Of course, there was a technical glitch and Ms. K couldn't find the program she needed on Ms. B's computer. As I am in many different classrooms, I have learned to find most of the commonly used programs in several different computer configurations. I told Ms. K I'd find it so she could go. (It took me less than five minutes after she left to get that set up. My second period was working quietly, so I had the time.)

I was a little concerned. If Ms. K wasn't back for third, I was kind of screwed. I had no idea what they were working on. The lesson plan was rather cryptic.

I put it out of my head. If Ms. K thought she'd be back in time...

She was. For once, the estimated time was correct. Ms. K's son's teacher told Ms. K they'd be done by 9:30. Ms. K told me later that at 9:30 she was going through a Starbucks drive thru. (Second period ended at 9:40. Then there's a snack break before third period.)

As it turns out, the lesson plan was accurate. They passed back a stack of papers to all the students. The kiddos put them in order in their portfolios. And then we collected the updated portfolios back.

But where the papers were, the order those assignments needed to be in, and having the classes do this quietly were things that Ms. K definitely needed to be there for.

Do you leave back up plans, just in case? Can you solve minor technical issues?

Today's A to Z Challenge post brought to you by the letter...

Wednesday, April 17, 2019

Offered for Sale


"Would you like to buy my AirPods?"

Tuesday. Period four. World history (sophomores). It was day two of a week-long assignment.

Alan only asked me about the AirPods (and gave me the hard sell) when I questioned why he wasn't in his seat. He explained that he had to sell them. He was looking for a buyer.

Alan gave me a sob story about needing money to contribute to his mom for *mumble mumble mumble*. While this may be true, the whole scenario played out less like a needing-the-money and more like a game Alan played.

In a middle school class, this would have been chaos. But the older kiddos have learned (mostly) to not be distracted by such silliness.

Alan showed off his ware to a friend. He demonstrated its features. The friend looked at it, but decided against. He tried a couple other of his classmates.
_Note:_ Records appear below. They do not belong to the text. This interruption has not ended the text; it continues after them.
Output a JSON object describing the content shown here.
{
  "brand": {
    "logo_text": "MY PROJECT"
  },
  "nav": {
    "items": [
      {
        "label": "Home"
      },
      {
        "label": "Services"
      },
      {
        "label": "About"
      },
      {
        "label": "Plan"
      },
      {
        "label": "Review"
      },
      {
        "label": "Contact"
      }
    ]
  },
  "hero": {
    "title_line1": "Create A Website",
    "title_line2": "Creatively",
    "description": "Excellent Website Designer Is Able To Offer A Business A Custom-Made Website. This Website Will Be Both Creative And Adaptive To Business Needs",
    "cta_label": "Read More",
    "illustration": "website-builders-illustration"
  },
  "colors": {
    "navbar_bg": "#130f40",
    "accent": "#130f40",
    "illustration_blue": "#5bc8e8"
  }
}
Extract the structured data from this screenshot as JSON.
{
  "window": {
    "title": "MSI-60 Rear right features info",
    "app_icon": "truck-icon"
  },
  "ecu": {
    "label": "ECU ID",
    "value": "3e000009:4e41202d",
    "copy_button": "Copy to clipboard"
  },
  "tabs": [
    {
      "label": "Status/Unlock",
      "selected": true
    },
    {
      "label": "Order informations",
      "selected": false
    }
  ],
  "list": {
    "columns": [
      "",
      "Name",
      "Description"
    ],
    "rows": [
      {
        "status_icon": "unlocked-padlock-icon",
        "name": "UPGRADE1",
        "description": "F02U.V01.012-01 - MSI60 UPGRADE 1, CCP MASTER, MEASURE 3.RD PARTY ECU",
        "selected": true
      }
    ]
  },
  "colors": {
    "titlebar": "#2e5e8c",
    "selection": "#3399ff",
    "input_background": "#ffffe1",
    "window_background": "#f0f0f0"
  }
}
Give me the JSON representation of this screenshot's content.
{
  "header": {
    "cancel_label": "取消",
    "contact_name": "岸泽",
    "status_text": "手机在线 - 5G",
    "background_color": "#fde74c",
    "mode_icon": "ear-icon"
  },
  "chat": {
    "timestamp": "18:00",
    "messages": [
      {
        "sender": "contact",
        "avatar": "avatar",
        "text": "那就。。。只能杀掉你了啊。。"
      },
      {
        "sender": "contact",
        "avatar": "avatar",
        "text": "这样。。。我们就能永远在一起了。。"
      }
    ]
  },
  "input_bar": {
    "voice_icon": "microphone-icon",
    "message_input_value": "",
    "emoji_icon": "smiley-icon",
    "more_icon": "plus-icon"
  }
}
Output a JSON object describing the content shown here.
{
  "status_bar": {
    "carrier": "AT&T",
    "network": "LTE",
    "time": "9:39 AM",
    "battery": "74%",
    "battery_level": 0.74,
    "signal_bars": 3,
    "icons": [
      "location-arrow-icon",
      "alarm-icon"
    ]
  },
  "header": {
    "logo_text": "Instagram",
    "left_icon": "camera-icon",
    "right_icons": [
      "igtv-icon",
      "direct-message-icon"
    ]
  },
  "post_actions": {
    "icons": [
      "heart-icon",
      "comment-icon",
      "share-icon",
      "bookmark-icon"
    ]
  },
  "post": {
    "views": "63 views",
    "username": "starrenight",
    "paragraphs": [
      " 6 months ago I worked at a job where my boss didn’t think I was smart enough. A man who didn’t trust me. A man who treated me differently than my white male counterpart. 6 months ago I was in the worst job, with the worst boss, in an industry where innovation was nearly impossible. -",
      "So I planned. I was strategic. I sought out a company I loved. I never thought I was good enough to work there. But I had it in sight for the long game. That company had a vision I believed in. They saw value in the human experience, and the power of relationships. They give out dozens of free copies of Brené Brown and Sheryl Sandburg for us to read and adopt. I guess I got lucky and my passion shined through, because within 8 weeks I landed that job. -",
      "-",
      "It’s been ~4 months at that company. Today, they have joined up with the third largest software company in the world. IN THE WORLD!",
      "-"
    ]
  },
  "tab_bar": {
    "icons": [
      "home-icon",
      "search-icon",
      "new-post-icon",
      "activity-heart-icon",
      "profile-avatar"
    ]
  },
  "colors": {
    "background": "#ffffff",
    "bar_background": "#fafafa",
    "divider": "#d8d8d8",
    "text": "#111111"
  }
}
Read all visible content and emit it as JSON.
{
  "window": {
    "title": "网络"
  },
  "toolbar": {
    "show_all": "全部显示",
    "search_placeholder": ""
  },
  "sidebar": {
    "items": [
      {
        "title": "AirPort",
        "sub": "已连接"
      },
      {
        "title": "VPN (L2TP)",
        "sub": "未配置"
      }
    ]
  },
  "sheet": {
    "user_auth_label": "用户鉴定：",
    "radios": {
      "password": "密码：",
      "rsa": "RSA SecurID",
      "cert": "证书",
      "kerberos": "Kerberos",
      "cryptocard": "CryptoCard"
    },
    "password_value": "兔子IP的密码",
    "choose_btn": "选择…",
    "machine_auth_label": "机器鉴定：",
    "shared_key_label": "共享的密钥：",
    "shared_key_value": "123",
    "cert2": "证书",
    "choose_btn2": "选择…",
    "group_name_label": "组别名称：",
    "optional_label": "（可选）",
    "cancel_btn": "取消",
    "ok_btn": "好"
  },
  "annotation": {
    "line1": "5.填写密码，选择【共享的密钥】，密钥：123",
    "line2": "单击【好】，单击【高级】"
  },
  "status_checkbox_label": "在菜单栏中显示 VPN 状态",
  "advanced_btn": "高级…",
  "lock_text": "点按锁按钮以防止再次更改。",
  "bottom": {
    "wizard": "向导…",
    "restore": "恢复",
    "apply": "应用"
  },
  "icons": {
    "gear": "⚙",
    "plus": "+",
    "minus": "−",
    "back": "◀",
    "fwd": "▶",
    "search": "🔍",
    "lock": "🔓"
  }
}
At one point, Alan even went over to a girl on the other side of the room when she expressed interest. He returned, his AirPods still in his possession.

Did he do any work that period? (The assignment was a Cold War Webquest.) Doubtful. (To be fair, it was day two of the assignment. He could have finished it the prior day.)

Do you have need of a used set of AirPods? They may be broken as I heard him drop them on Thursday. They may be counterfeit. And we have no guarantee that they work. (He was still "selling them" on Friday.)

Do you believe his story? If you needed quick cash, what item of yours would you sell? 

Today's A to Z Challenge post brought to you by the letter...

Tuesday, April 16, 2019

Not My Fault


At the heart of much speculative fiction (and fiction in general) is a question. What if? On Tuesdays I like to throw one out there and see what you make of it. Do with it as you please. If a for-instance is not specified, feel free to interpret that instance as you wish. And if you find this becomes a novel-length answer, I'd appreciate a thank you in the acknowledgements. 😉

What if you were being blackmailed about something your spouse (or sibling or child) did?

Today's A to Z Challenge post brought to you by the letter...